British Ambassador to Manila Asif Ahmad on Thursday said the international community wants the UN to rule on the competing claims between China and the Philippines since a decision handed down by the arbitration tribunal will clarify the extent of the claims in the disputed region.
“What the international community wants is to use the rules-based approach, to have it resolved,” the envoy told reporters.
The Philippines filed a complaint before the UN-backed International Tribunal of the Law of the Sea in January last year. China has refused to join the arbitration, which questions the validity of Beijing “excessive” nine-dash line claim, but the Philippines will press ahead with the legal initiative.
Ahmad said all countries under the UN system are required to follow rules, “which are clear to everybody.” He added: “Instead of ignoring them, in a dispute like this, when there is border dispute, there are mechanisms in the UN through the law of the sea where you can get guidance as to whether a particular maritime right can be extended to a particular island or rock.”
He noted that it is advisable to follow the rules than to assert a country’s claim by force.
“Instead of asserting your claim by force of by simply stating that this is ours or whatever, here’s an opportunity to go by the rules and say ‘this is the judgment of an arbitration,’ “ he said at the sidelines of the British Embassy in Manila’s social media reception at his residence in North Forbes Park.
But Ahmad clarified that the United Kingdom is not taking sides in the territorial dispute between the Philippines and China. “We’re not going to say whether the Philippines or China is correct. You’ve got to prove your case or argue your case. But you have every right to use these international rules and mechanism to have your case heard.”
Yet, the ambassador believes that China’s nine-dash line claim in the West Philippine Sea will not affect British navigation in the commercially vital waterways. He said China’s supposed sovereignty over the disputed region has “not manifested in a way which affected British navigation and we don’t expect it to.”
“Up to now, they [British ships] have navigated without any hindrance from anyone. We haven’t had an issue.
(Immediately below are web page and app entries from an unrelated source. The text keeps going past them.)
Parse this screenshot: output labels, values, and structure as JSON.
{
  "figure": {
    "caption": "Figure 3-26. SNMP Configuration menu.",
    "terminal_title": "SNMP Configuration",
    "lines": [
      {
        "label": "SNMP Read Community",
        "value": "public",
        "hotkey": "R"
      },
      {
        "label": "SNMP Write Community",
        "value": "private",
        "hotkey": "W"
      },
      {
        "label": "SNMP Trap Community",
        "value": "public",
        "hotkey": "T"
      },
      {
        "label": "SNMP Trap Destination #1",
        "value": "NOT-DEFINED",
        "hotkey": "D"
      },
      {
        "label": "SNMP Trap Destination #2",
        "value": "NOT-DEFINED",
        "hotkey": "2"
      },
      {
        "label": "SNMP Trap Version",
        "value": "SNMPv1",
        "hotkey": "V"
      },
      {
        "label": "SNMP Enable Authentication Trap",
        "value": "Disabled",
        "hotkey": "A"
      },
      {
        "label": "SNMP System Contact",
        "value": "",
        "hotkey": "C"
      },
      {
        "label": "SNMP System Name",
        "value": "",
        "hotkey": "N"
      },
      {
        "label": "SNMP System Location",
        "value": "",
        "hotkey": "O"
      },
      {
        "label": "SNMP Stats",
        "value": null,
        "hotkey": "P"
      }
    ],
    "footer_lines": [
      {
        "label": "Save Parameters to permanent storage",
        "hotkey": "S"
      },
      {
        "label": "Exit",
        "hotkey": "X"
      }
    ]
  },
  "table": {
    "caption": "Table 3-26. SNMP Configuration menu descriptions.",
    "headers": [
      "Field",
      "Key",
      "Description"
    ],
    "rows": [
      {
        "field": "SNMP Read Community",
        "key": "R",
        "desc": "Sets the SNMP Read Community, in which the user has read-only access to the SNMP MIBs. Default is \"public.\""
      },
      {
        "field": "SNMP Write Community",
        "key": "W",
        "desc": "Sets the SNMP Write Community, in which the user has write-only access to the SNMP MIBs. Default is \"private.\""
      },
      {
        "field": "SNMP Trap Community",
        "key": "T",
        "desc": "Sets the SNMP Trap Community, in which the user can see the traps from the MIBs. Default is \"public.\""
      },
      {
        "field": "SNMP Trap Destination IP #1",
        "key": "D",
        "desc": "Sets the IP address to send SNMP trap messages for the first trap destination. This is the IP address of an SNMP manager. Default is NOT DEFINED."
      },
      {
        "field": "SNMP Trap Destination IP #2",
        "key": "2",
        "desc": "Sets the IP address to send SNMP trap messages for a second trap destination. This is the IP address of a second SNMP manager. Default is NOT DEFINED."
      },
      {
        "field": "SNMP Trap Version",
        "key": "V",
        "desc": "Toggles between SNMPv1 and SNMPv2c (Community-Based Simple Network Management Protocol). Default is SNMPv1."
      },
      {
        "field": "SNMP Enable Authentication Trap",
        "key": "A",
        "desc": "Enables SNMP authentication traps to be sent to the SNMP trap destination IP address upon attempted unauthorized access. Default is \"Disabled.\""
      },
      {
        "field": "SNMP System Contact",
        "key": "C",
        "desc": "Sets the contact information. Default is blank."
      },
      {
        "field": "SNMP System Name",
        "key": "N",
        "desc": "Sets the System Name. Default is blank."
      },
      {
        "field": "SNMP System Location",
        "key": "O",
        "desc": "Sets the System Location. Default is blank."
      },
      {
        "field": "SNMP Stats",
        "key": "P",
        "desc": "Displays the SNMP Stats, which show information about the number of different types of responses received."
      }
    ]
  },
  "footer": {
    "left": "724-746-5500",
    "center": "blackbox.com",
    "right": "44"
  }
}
It’s speculative, [and]right now, it’s not a problem for us,” he said.
The United Kingdom, Ahmad said, follows the United Nations “definition” of international waters, so their ships and aircraft are expected to go “unimpeded when we go from one place to another.”
The UN defines international waters as the area beyond a coastal country’s territory, which includes the exclusive economic zone (EEZ). Foreign vessels are allowed “innocent passage” to these waterways.
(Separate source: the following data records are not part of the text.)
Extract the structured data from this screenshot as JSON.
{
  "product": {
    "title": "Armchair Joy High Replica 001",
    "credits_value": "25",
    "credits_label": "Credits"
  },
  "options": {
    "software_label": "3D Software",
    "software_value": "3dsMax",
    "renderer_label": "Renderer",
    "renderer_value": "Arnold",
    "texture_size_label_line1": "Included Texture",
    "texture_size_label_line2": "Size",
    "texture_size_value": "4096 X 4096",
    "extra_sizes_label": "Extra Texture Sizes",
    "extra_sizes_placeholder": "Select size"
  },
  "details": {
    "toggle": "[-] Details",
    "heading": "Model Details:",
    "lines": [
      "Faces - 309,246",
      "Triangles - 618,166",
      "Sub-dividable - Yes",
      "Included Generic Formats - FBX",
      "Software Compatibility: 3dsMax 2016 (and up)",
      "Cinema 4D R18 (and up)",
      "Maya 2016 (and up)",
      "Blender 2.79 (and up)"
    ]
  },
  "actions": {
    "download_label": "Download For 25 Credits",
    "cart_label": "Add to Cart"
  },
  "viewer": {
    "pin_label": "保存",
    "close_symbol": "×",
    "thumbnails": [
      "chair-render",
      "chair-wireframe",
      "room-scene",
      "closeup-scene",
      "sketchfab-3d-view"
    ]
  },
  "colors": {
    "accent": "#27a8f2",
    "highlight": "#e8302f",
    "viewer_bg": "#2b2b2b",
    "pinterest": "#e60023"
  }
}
The Philippines and its neighboring countries maintain a 200-nautical mile EEZ, as well as an extended continental shelf.
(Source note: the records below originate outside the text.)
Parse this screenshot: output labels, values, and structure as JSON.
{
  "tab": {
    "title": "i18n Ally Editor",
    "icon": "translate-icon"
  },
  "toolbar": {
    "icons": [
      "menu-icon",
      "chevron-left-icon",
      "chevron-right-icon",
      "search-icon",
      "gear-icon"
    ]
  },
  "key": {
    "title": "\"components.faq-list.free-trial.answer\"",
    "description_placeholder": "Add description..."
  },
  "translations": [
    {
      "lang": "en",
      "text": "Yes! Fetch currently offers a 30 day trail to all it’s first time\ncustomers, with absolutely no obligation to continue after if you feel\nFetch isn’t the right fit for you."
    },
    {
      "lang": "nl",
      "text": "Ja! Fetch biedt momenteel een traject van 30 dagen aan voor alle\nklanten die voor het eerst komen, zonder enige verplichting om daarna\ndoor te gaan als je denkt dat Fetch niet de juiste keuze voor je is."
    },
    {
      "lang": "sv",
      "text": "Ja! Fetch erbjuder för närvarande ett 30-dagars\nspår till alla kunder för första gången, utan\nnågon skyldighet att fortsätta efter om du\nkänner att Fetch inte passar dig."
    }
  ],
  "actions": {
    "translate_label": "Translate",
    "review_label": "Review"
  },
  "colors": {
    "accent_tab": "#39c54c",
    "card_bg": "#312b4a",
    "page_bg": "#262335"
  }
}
About 46 percent of the world’s shipping activities pass by the West Philippine Sea, and global trade in these parts is estimated at $5 billion annually.
On Monday, Armed Forces Chief of Staff Emmanuel Bautista reported that Chinese coast guards used water cannons to drive away Filipino fishermen at the Panatag (Scarborough) shoal weeks ago, prompting the government to file a note verbale with the Chinese embassy here.
Defense Secretary Voltaire Gazmin on Thursday pushed for a calibrated response if the Chinese Coast Guard continues to bully Filipino fishermen. “In case the Chinese Coast Guard vessel will still persist [in]water cannon attacks, [our]response should be calibrated where we will have the Philippine Coast Guard to maintain ‘white-on-white’ response so as not to heighten the tension,” he said.
White-on-white is a military term for a civilian to civilian ship confrontation, or one that involves the Coast Guard, while gray would refer to the Navy.
When tension first erupted at the Panatag shoal in 2012, the situation was described by the military as a “gray-to-white” response because the Philippine Navy’s cutter BRP Gregorio del Pilar, a fully-armed military ship was used in the arrest of eight Chinese fishing vessels caught poaching in Panatag Shoal.
Coast Guard Commandant Rodolfo Isorena said there are ships that can be deployed to patrol the Panatag area should the President direct them to do so. “We are just waiting for a directive from the President if he wants us to go there or not,” Isorena said.